- [TASK ITEM]: Without the pictures, repeat the listing character for character.

[[ ENTRIES SUPPLIED open ]]

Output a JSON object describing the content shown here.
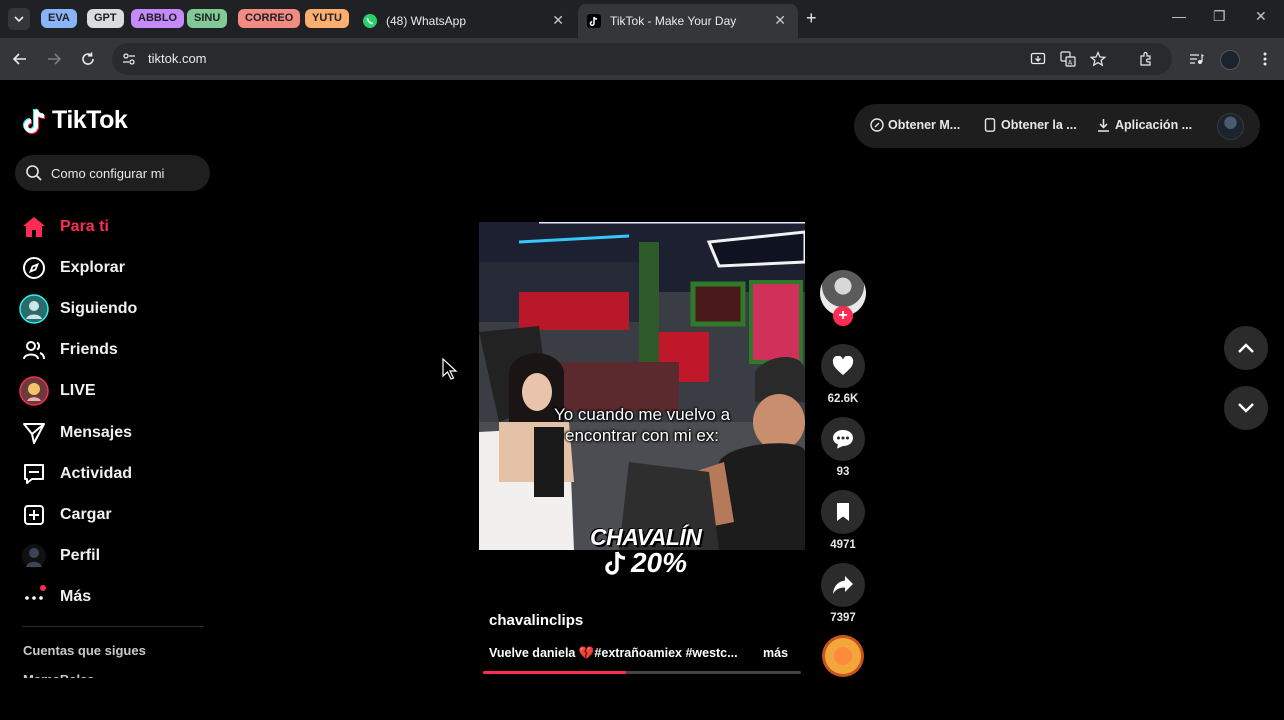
{
  "browser": {
    "tab_groups": [
      {
        "label": "EVA",
        "bg": "#8ab4f8",
        "fg": "#202124"
      },
      {
        "label": "GPT",
        "bg": "#dadce0",
        "fg": "#202124"
      },
      {
        "label": "ABBLO",
        "bg": "#c58af9",
        "fg": "#202124"
      },
      {
        "label": "SINU",
        "bg": "#81c995",
        "fg": "#202124"
      },
      {
        "label": "CORREO",
        "bg": "#f28b82",
        "fg": "#202124"
      },
      {
        "label": "YUTU",
        "bg": "#fcad70",
        "fg": "#202124"
      }
    ],
    "tabs": [
      {
        "title": "(48) WhatsApp",
        "icon": "whatsapp-icon"
      },
      {
        "title": "TikTok - Make Your Day",
        "icon": "tiktok-icon"
      }
    ],
    "url": "tiktok.com"
  },
  "tiktok": {
    "logo_text": "TikTok",
    "search_value": "Como configurar mi",
    "nav": [
      {
        "label": "Para ti",
        "icon": "home-icon",
        "active": true
      },
      {
        "label": "Explorar",
        "icon": "compass-icon"
      },
      {
        "label": "Siguiendo",
        "icon": "following-avatar-icon"
      },
      {
        "label": "Friends",
        "icon": "friends-icon"
      },
      {
        "label": "LIVE",
        "icon": "live-avatar-icon"
      },
      {
        "label": "Mensajes",
        "icon": "send-icon"
      },
      {
        "label": "Actividad",
        "icon": "activity-icon"
      },
      {
        "label": "Cargar",
        "icon": "upload-icon"
      },
      {
        "label": "Perfil",
        "icon": "profile-avatar-icon"
      },
      {
        "label": "Más",
        "icon": "more-icon"
      }
    ],
    "following_title": "Cuentas que sigues",
    "following_peek": "MamaBalas",
    "top_actions": [
      {
        "label": "Obtener M...",
        "icon": "coin-icon"
      },
      {
        "label": "Obtener la ...",
        "icon": "phone-icon"
      },
      {
        "label": "Aplicación ...",
        "icon": "download-icon"
      }
    ],
    "video": {
      "overlay_caption_line1": "Yo cuando me vuelvo a",
      "overlay_caption_line2": "encontrar con mi ex:",
      "brand_line1": "CHAVALÍN",
      "brand_line2": "20%",
      "author": "chavalinclips",
      "description": "Vuelve daniela 💔#extrañoamiex #westc...",
      "more_label": "más",
      "progress": 0.45
    },
    "actions": {
      "likes": "62.6K",
      "comments": "93",
      "saves": "4971",
      "shares": "7397"
    },
    "colors": {
      "accent": "#fe2c55"
    }
  }
}
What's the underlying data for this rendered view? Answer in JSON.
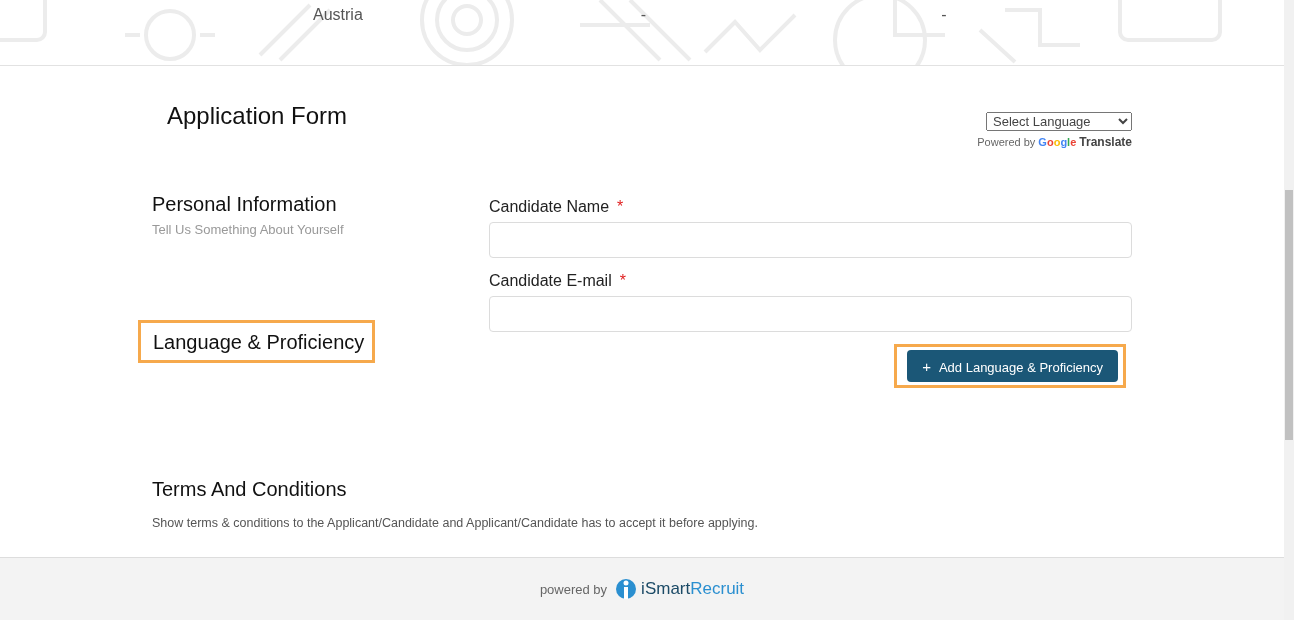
{
  "top_row": {
    "cells": [
      "Austria",
      "-",
      "-"
    ]
  },
  "header": {
    "title": "Application Form",
    "language_select": {
      "value": "Select Language"
    },
    "powered_by": "Powered by",
    "google": "Google",
    "translate": "Translate"
  },
  "sections": [
    {
      "kind": "fields",
      "title": "Personal Information",
      "subtitle": "Tell Us Something About Yourself",
      "highlighted": false,
      "fields": [
        {
          "label": "Candidate Name",
          "required_mark": "*"
        },
        {
          "label": "Candidate E-mail",
          "required_mark": "*"
        }
      ]
    },
    {
      "kind": "button",
      "title": "Language & Proficiency",
      "highlighted": true,
      "button": {
        "icon": "+",
        "label": "Add Language & Proficiency",
        "highlighted": true
      }
    }
  ],
  "terms": {
    "title": "Terms And Conditions",
    "text": "Show terms & conditions to the Applicant/Candidate and Applicant/Candidate has to accept it before applying."
  },
  "footer": {
    "powered_by": "powered by",
    "brand": [
      "iSmart",
      "Recruit"
    ]
  }
}
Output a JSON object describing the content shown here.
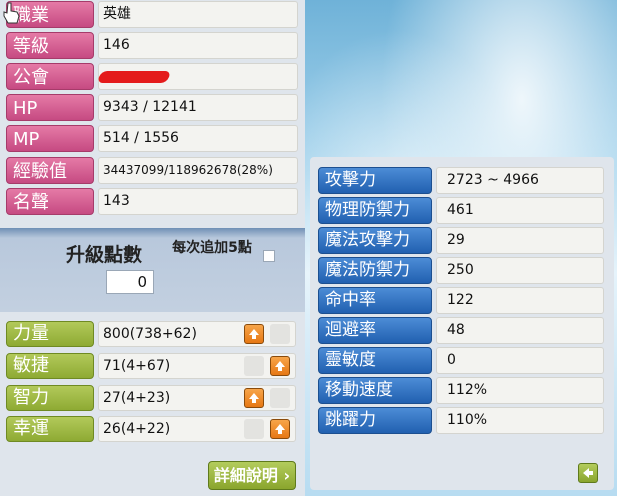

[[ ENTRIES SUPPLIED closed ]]

- [EXERCISE ANSWER]:
Output a JSON object describing the content shown here.
{
  "browser": {
    "tab_groups": [
      {
        "label": "EVA",
        "bg": "#8ab4f8",
        "fg": "#202124"
      },
      {
        "label": "GPT",
        "bg": "#dadce0",
        "fg": "#202124"
      },
      {
        "label": "ABBLO",
        "bg": "#c58af9",
        "fg": "#202124"
      },
      {
        "label": "SINU",
        "bg": "#81c995",
        "fg": "#202124"
      },
      {
        "label": "CORREO",
        "bg": "#f28b82",
        "fg": "#202124"
      },
      {
        "label": "YUTU",
        "bg": "#fcad70",
        "fg": "#202124"
      }
    ],
    "tabs": [
      {
        "title": "(48) WhatsApp",
        "icon": "whatsapp-icon"
      },
      {
        "title": "TikTok - Make Your Day",
        "icon": "tiktok-icon"
      }
    ],
    "url": "tiktok.com"
  },
  "tiktok": {
    "logo_text": "TikTok",
    "search_value": "Como configurar mi",
    "nav": [
      {
        "label": "Para ti",
        "icon": "home-icon",
        "active": true
      },
      {
        "label": "Explorar",
        "icon": "compass-icon"
      },
      {
        "label": "Siguiendo",
        "icon": "following-avatar-icon"
      },
      {
        "label": "Friends",
        "icon": "friends-icon"
      },
      {
        "label": "LIVE",
        "icon": "live-avatar-icon"
      },
      {
        "label": "Mensajes",
        "icon": "send-icon"
      },
      {
        "label": "Actividad",
        "icon": "activity-icon"
      },
      {
        "label": "Cargar",
        "icon": "upload-icon"
      },
      {
        "label": "Perfil",
        "icon": "profile-avatar-icon"
      },
      {
        "label": "Más",
        "icon": "more-icon"
      }
    ],
    "following_title": "Cuentas que sigues",
    "following_peek": "MamaBalas",
    "top_actions": [
      {
        "label": "Obtener M...",
        "icon": "coin-icon"
      },
      {
        "label": "Obtener la ...",
        "icon": "phone-icon"
      },
      {
        "label": "Aplicación ...",
        "icon": "download-icon"
      }
    ],
    "video": {
      "overlay_caption_line1": "Yo cuando me vuelvo a",
      "overlay_caption_line2": "encontrar con mi ex:",
      "brand_line1": "CHAVALÍN",
      "brand_line2": "20%",
      "author": "chavalinclips",
      "description": "Vuelve daniela 💔#extrañoamiex #westc...",
      "more_label": "más",
      "progress": 0.45
    },
    "actions": {
      "likes": "62.6K",
      "comments": "93",
      "saves": "4971",
      "shares": "7397"
    },
    "colors": {
      "accent": "#fe2c55"
    }
  }
}
What's the underlying data for this rendered view? Answer in JSON.
{
  "top_row": {
    "cells": [
      "Austria",
      "-",
      "-"
    ]
  },
  "header": {
    "title": "Application Form",
    "language_select": {
      "value": "Select Language"
    },
    "powered_by": "Powered by",
    "google": "Google",
    "translate": "Translate"
  },
  "sections": [
    {
      "kind": "fields",
      "title": "Personal Information",
      "subtitle": "Tell Us Something About Yourself",
      "highlighted": false,
      "fields": [
        {
          "label": "Candidate Name",
          "required_mark": "*"
        },
        {
          "label": "Candidate E-mail",
          "required_mark": "*"
        }
      ]
    },
    {
      "kind": "button",
      "title": "Language & Proficiency",
      "highlighted": true,
      "button": {
        "icon": "+",
        "label": "Add Language & Proficiency",
        "highlighted": true
      }
    }
  ],
  "terms": {
    "title": "Terms And Conditions",
    "text": "Show terms & conditions to the Applicant/Candidate and Applicant/Candidate has to accept it before applying."
  },
  "footer": {
    "powered_by": "powered by",
    "brand": [
      "iSmart",
      "Recruit"
    ]
  }
}
Output a JSON object describing the content shown here.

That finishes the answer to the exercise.